Task: All of the records should be restated word for word.

(Page and application data records)
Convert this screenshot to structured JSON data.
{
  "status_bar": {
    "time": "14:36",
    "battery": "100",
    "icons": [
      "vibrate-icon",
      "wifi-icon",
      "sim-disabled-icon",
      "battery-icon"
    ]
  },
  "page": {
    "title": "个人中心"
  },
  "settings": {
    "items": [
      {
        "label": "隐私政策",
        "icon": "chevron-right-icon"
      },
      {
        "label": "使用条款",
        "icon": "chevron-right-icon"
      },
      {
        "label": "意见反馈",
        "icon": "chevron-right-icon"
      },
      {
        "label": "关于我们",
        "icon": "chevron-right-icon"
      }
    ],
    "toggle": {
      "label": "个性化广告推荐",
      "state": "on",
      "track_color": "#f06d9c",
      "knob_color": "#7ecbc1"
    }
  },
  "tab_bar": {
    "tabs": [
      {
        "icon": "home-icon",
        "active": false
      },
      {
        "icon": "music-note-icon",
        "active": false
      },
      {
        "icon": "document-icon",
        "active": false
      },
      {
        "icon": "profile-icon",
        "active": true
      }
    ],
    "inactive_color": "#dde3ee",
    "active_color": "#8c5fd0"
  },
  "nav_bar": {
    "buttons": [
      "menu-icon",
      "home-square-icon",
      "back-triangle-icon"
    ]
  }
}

Task result:
Convert this screenshot to structured JSON data.
{
  "status_bar": {
    "time": "14:36",
    "battery": "100",
    "icons": [
      "vibrate-icon",
      "wifi-icon",
      "sim-disabled-icon",
      "battery-icon"
    ]
  },
  "page": {
    "title": "个人中心"
  },
  "settings": {
    "items": [
      {
        "label": "隐私政策",
        "icon": "chevron-right-icon"
      },
      {
        "label": "使用条款",
        "icon": "chevron-right-icon"
      },
      {
        "label": "意见反馈",
        "icon": "chevron-right-icon"
      },
      {
        "label": "关于我们",
        "icon": "chevron-right-icon"
      }
    ],
    "toggle": {
      "label": "个性化广告推荐",
      "state": "on",
      "track_color": "#f06d9c",
      "knob_color": "#7ecbc1"
    }
  },
  "tab_bar": {
    "tabs": [
      {
        "icon": "home-icon",
        "active": false
      },
      {
        "icon": "music-note-icon",
        "active": false
      },
      {
        "icon": "document-icon",
        "active": false
      },
      {
        "icon": "profile-icon",
        "active": true
      }
    ],
    "inactive_color": "#dde3ee",
    "active_color": "#8c5fd0"
  },
  "nav_bar": {
    "buttons": [
      "menu-icon",
      "home-square-icon",
      "back-triangle-icon"
    ]
  }
}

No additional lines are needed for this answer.